“Sales of bowls are rising as Americans prefer more casual, one-course meals that layer flavors,” the Wall Street Journal recently noted in an article that ran under the headline “Bowls Are the New Plates.”
Would you recognize a Kit Kat in a lineup by its shape alone? Maybe, but a U.K. judge has decided that, although the candy bar’s break-apart four-finger design may be easily identifiable to consumers, it is not distinctive enough to be trademarked in the U.K.
According to the court, consumers rely on other information — like packaging and logos — to identify a Kit Kat, rather than recognizing the chocolate-covered wafer confection by its shape alone; therefore it failed to meet the bar (no pun intended) for the trademark to be issued.
We’ve been hearing a lot about the strict “plant-based diet” that Tom Brady, Gisele Bündchen and their kids adhere to — and surely there’s a lot to marvel at. (Our sister blog Healthy Eats recently parsed its healthfulness.)
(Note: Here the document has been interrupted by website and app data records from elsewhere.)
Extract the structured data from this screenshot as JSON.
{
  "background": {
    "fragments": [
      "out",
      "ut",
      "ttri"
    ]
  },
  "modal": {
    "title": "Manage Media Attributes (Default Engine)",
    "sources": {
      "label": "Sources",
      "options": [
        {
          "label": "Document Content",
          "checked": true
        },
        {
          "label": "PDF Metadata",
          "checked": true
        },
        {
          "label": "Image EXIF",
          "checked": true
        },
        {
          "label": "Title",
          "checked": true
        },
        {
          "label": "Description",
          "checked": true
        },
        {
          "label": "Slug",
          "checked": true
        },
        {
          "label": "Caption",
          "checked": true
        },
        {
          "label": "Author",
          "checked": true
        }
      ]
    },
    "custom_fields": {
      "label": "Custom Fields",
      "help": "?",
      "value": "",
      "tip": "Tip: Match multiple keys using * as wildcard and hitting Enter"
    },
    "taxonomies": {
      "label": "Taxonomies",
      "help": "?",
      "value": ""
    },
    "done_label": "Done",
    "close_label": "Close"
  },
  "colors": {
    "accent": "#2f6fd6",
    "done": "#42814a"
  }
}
According to their personal chef, Allen Campbell, the New England Patriots quarterback, his supermodel wife and their two young children eat a diet that is 80 percent organic vegetables (only “the freshest,” of course) and 20 percent lean meats: “grass-fed organic steak, duck every now and then, and chicken” as well as the occasional “wild salmon.”
By Lauren Haslett
We love all of our Food Network fans, though we can’t help but get a little extra excited when we find out one of our favorite celebrities has been following what we do here at Food Network. And recently, none other than the Queen of the Vegas Strip, Ms. Britney Spears, was revealed to be one of those fans.